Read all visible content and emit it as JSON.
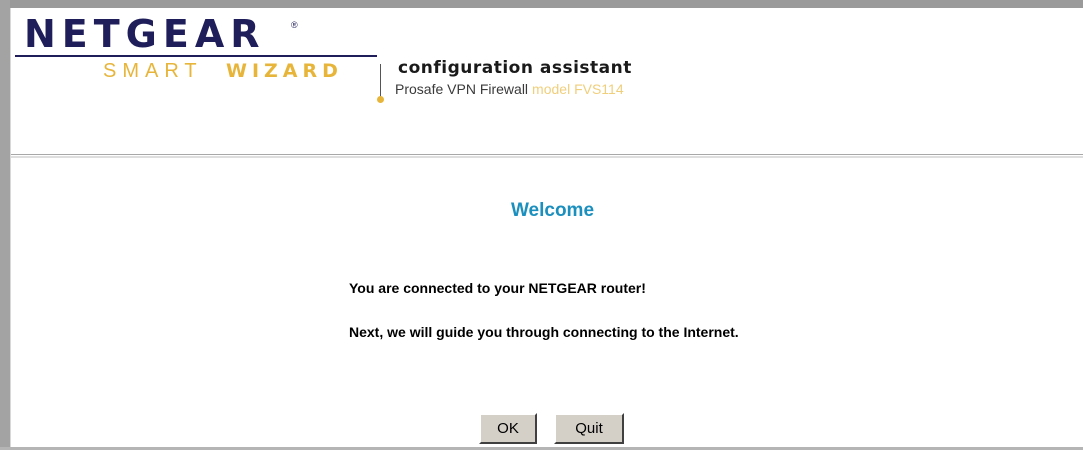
{
  "header": {
    "logo_text": "NETGEAR",
    "logo_reg": "®",
    "smart_text": "SMART",
    "wizard_text": "WIZARD",
    "title": "configuration assistant",
    "product": "Prosafe VPN Firewall",
    "model": "model FVS114"
  },
  "main": {
    "welcome": "Welcome",
    "message_1": "You are connected to your NETGEAR router!",
    "message_2": "Next, we will guide you through connecting to the Internet."
  },
  "buttons": {
    "ok_label": "OK",
    "quit_label": "Quit"
  },
  "colors": {
    "brand_navy": "#1f1e5a",
    "brand_gold": "#e7b53a",
    "welcome_blue": "#1b8fbe"
  }
}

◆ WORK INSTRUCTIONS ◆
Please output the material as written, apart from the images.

◆ WRITTEN REPLY ◆
Read all visible content and emit it as JSON.
{
  "header": {
    "logo_text": "NETGEAR",
    "logo_reg": "®",
    "smart_text": "SMART",
    "wizard_text": "WIZARD",
    "title": "configuration assistant",
    "product": "Prosafe VPN Firewall",
    "model": "model FVS114"
  },
  "main": {
    "welcome": "Welcome",
    "message_1": "You are connected to your NETGEAR router!",
    "message_2": "Next, we will guide you through connecting to the Internet."
  },
  "buttons": {
    "ok_label": "OK",
    "quit_label": "Quit"
  },
  "colors": {
    "brand_navy": "#1f1e5a",
    "brand_gold": "#e7b53a",
    "welcome_blue": "#1b8fbe"
  }
}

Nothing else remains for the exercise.